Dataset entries
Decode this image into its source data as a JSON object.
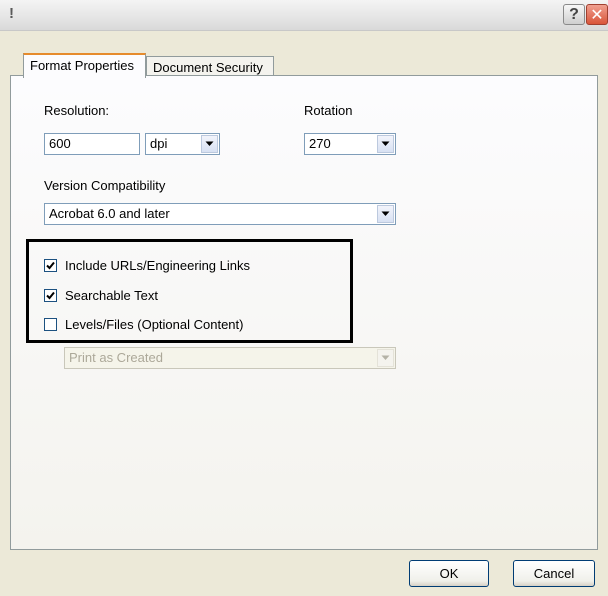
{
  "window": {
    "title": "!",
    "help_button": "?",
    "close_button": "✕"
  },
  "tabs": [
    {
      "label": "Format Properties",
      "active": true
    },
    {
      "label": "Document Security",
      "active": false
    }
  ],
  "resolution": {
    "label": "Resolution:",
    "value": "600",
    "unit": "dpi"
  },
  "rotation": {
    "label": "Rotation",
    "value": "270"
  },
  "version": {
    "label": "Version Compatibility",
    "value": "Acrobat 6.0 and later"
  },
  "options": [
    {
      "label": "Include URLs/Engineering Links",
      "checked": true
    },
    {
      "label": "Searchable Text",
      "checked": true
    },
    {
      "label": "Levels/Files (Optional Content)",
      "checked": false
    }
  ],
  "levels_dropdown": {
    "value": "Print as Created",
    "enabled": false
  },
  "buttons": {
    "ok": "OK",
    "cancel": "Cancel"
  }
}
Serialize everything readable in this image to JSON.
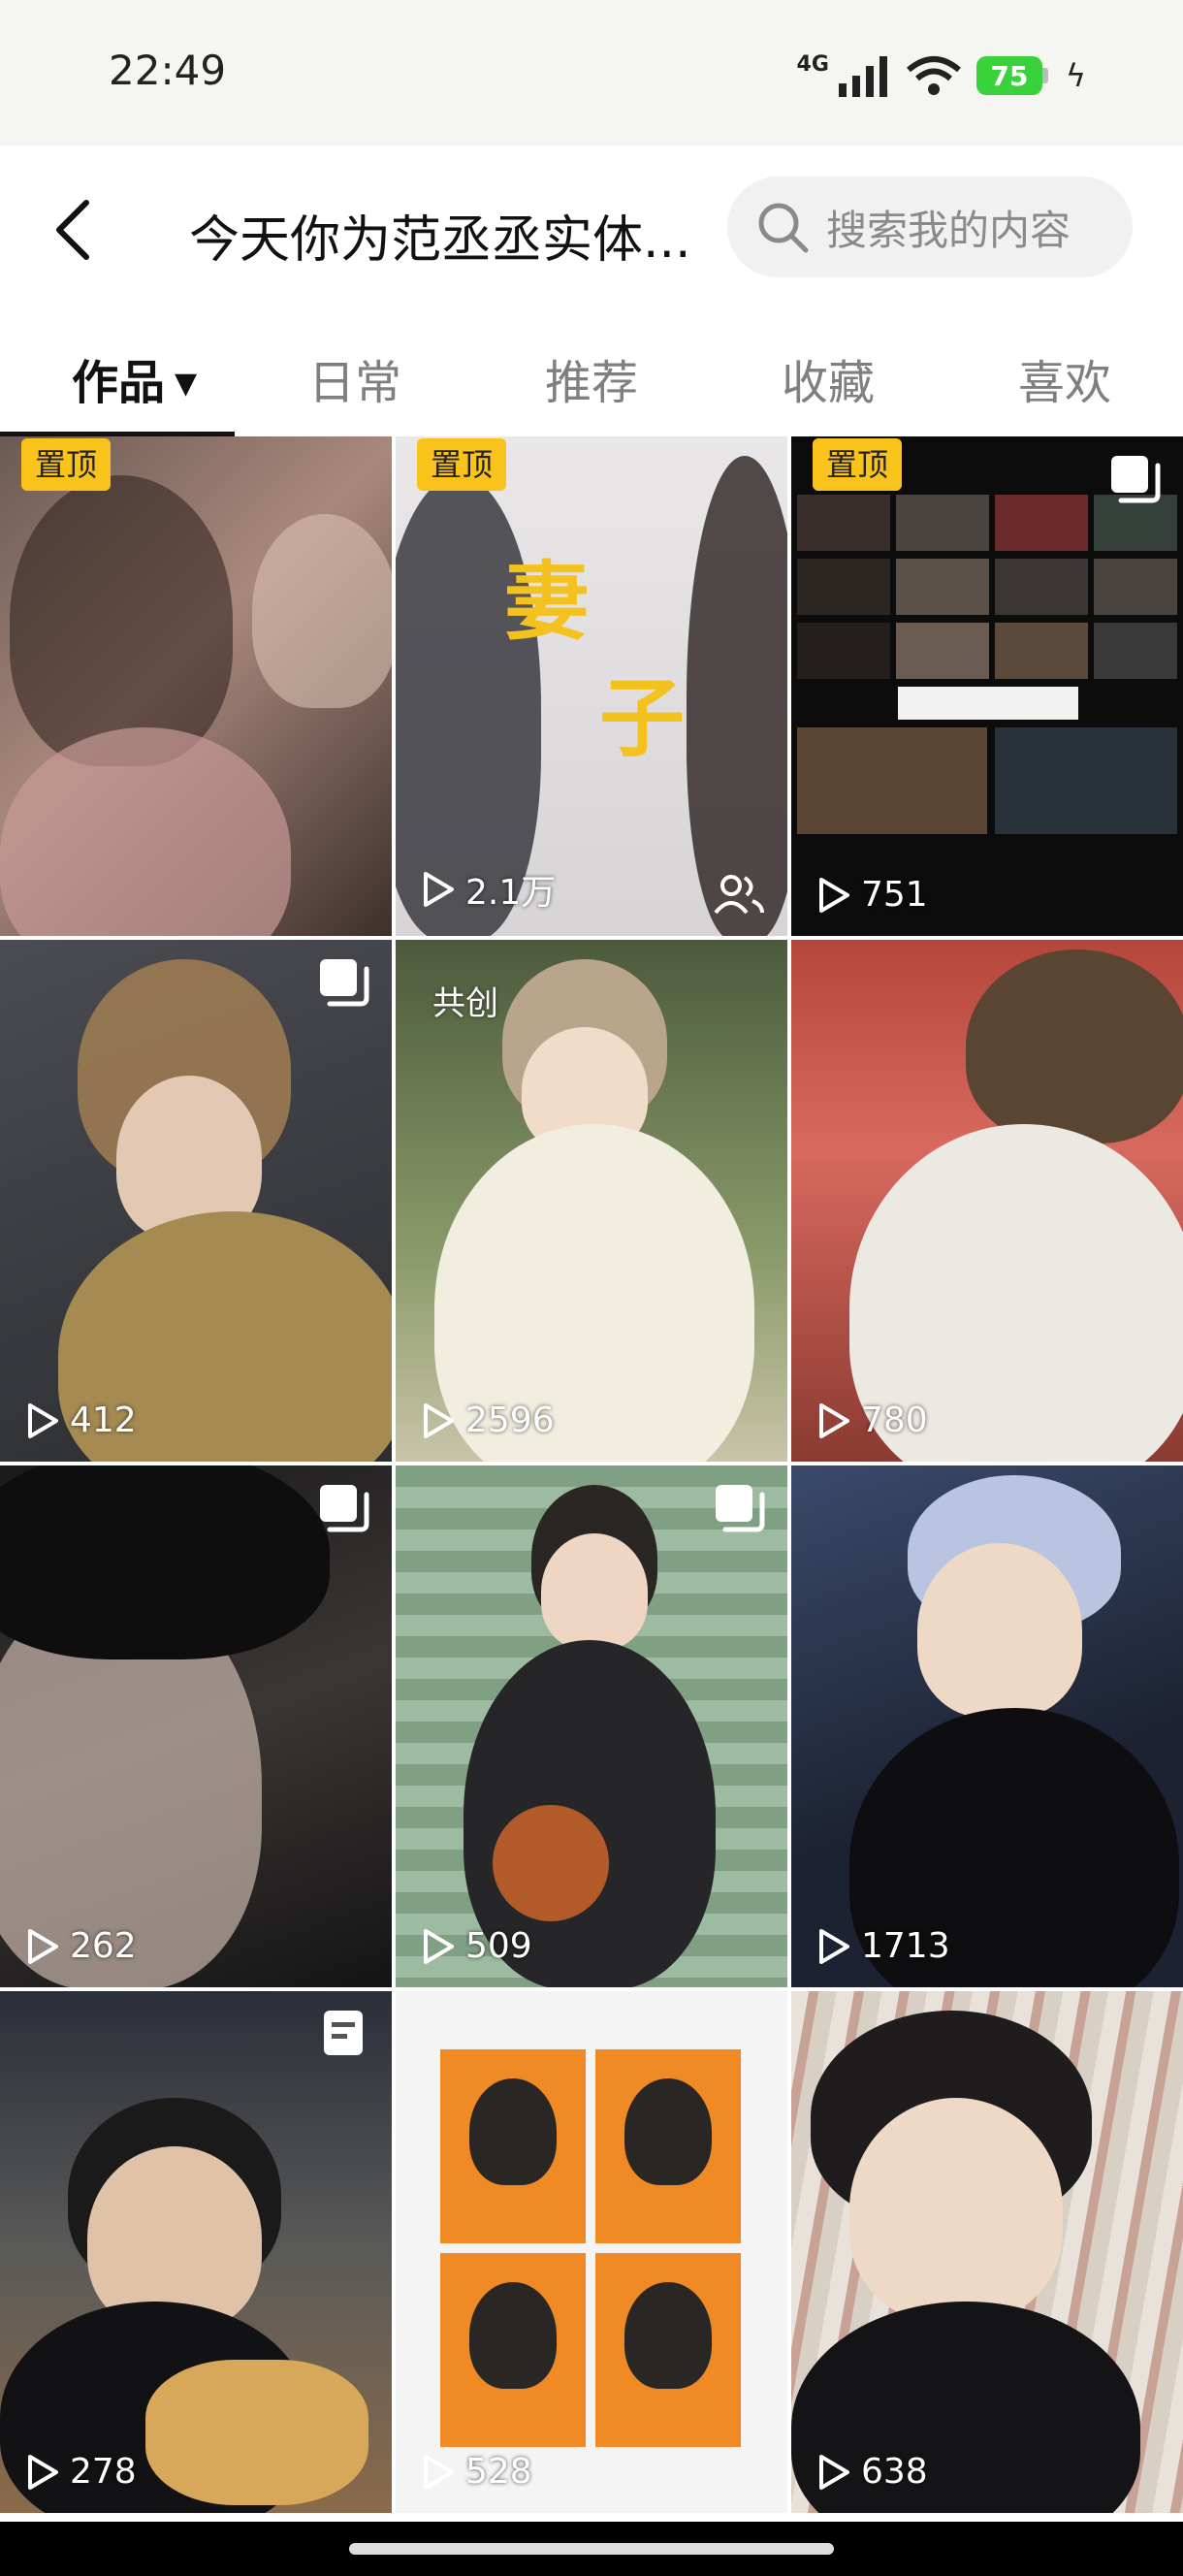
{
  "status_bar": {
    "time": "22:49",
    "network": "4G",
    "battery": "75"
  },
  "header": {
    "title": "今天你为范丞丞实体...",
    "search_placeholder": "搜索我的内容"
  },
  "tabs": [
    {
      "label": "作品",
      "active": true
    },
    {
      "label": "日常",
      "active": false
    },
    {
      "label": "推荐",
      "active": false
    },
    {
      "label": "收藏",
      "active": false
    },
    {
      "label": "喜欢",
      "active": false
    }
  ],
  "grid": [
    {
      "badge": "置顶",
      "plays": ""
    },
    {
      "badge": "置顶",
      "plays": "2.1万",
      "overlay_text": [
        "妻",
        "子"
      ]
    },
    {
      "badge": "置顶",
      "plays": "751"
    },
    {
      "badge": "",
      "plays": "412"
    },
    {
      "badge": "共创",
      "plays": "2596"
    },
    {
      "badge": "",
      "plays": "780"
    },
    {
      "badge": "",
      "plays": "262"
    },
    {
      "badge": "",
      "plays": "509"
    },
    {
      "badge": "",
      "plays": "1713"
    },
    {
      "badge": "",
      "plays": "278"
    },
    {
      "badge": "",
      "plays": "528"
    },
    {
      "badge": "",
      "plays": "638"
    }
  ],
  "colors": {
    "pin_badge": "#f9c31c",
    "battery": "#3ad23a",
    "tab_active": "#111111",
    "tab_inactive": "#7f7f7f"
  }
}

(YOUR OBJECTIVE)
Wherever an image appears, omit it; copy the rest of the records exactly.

(ANSWER BOX)
Decode this image into its source data as a JSON object.
{
  "window": {
    "title": "!",
    "help_button": "?",
    "close_button": "✕"
  },
  "tabs": [
    {
      "label": "Format Properties",
      "active": true
    },
    {
      "label": "Document Security",
      "active": false
    }
  ],
  "resolution": {
    "label": "Resolution:",
    "value": "600",
    "unit": "dpi"
  },
  "rotation": {
    "label": "Rotation",
    "value": "270"
  },
  "version": {
    "label": "Version Compatibility",
    "value": "Acrobat 6.0 and later"
  },
  "options": [
    {
      "label": "Include URLs/Engineering Links",
      "checked": true
    },
    {
      "label": "Searchable Text",
      "checked": true
    },
    {
      "label": "Levels/Files (Optional Content)",
      "checked": false
    }
  ],
  "levels_dropdown": {
    "value": "Print as Created",
    "enabled": false
  },
  "buttons": {
    "ok": "OK",
    "cancel": "Cancel"
  }
}
Serialize everything readable in this image to JSON.
{
  "status_bar": {
    "time": "22:49",
    "network": "4G",
    "battery": "75"
  },
  "header": {
    "title": "今天你为范丞丞实体...",
    "search_placeholder": "搜索我的内容"
  },
  "tabs": [
    {
      "label": "作品",
      "active": true
    },
    {
      "label": "日常",
      "active": false
    },
    {
      "label": "推荐",
      "active": false
    },
    {
      "label": "收藏",
      "active": false
    },
    {
      "label": "喜欢",
      "active": false
    }
  ],
  "grid": [
    {
      "badge": "置顶",
      "plays": ""
    },
    {
      "badge": "置顶",
      "plays": "2.1万",
      "overlay_text": [
        "妻",
        "子"
      ]
    },
    {
      "badge": "置顶",
      "plays": "751"
    },
    {
      "badge": "",
      "plays": "412"
    },
    {
      "badge": "共创",
      "plays": "2596"
    },
    {
      "badge": "",
      "plays": "780"
    },
    {
      "badge": "",
      "plays": "262"
    },
    {
      "badge": "",
      "plays": "509"
    },
    {
      "badge": "",
      "plays": "1713"
    },
    {
      "badge": "",
      "plays": "278"
    },
    {
      "badge": "",
      "plays": "528"
    },
    {
      "badge": "",
      "plays": "638"
    }
  ],
  "colors": {
    "pin_badge": "#f9c31c",
    "battery": "#3ad23a",
    "tab_active": "#111111",
    "tab_inactive": "#7f7f7f"
  }
}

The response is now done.